■ Your goal ■
Once you reach the line that contains "Extract the structured", retype it and every line after it exactly, ending with the last line of the entries.

■ Dataset content ■
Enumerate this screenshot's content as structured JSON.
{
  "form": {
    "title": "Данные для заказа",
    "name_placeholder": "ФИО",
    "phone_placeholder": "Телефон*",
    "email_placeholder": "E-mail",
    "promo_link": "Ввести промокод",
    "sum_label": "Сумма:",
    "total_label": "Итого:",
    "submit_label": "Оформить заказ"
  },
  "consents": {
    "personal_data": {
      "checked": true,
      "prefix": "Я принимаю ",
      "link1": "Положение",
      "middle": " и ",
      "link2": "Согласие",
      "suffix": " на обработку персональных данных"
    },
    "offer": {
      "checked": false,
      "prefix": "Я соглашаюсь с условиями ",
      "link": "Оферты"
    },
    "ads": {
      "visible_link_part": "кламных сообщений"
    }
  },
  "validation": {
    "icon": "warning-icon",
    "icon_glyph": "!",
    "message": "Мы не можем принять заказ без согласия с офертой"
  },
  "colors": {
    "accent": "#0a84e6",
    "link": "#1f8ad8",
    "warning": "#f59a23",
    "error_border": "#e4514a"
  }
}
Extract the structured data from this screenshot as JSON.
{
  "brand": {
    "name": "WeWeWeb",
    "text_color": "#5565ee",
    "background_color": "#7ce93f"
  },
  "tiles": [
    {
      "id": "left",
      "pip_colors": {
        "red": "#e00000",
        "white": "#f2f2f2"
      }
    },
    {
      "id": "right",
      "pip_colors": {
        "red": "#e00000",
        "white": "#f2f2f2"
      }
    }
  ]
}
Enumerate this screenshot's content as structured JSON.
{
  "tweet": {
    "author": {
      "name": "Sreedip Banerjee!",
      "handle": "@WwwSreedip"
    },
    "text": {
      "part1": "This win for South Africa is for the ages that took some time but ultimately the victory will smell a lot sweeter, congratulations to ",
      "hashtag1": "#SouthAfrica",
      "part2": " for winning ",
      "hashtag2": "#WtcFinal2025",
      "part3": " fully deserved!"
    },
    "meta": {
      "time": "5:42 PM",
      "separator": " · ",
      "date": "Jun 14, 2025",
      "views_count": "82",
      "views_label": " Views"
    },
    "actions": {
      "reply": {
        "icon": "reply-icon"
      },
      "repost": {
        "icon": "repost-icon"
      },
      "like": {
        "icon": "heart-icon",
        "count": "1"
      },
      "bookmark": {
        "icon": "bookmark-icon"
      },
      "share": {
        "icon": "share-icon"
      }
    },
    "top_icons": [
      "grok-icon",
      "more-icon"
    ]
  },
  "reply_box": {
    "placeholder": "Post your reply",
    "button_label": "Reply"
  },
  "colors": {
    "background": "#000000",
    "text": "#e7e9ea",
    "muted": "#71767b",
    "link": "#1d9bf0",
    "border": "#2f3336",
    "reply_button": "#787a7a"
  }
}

■ Solution for this exercise ■
Extract the structured data from this screenshot as JSON.
{
  "brand": {
    "name": "WeWeWeb",
    "text_color": "#5565ee",
    "background_color": "#7ce93f"
  },
  "tiles": [
    {
      "id": "left",
      "pip_colors": {
        "red": "#e00000",
        "white": "#f2f2f2"
      }
    },
    {
      "id": "right",
      "pip_colors": {
        "red": "#e00000",
        "white": "#f2f2f2"
      }
    }
  ]
}
Enumerate this screenshot's content as structured JSON.
{
  "tweet": {
    "author": {
      "name": "Sreedip Banerjee!",
      "handle": "@WwwSreedip"
    },
    "text": {
      "part1": "This win for South Africa is for the ages that took some time but ultimately the victory will smell a lot sweeter, congratulations to ",
      "hashtag1": "#SouthAfrica",
      "part2": " for winning ",
      "hashtag2": "#WtcFinal2025",
      "part3": " fully deserved!"
    },
    "meta": {
      "time": "5:42 PM",
      "separator": " · ",
      "date": "Jun 14, 2025",
      "views_count": "82",
      "views_label": " Views"
    },
    "actions": {
      "reply": {
        "icon": "reply-icon"
      },
      "repost": {
        "icon": "repost-icon"
      },
      "like": {
        "icon": "heart-icon",
        "count": "1"
      },
      "bookmark": {
        "icon": "bookmark-icon"
      },
      "share": {
        "icon": "share-icon"
      }
    },
    "top_icons": [
      "grok-icon",
      "more-icon"
    ]
  },
  "reply_box": {
    "placeholder": "Post your reply",
    "button_label": "Reply"
  },
  "colors": {
    "background": "#000000",
    "text": "#e7e9ea",
    "muted": "#71767b",
    "link": "#1d9bf0",
    "border": "#2f3336",
    "reply_button": "#787a7a"
  }
}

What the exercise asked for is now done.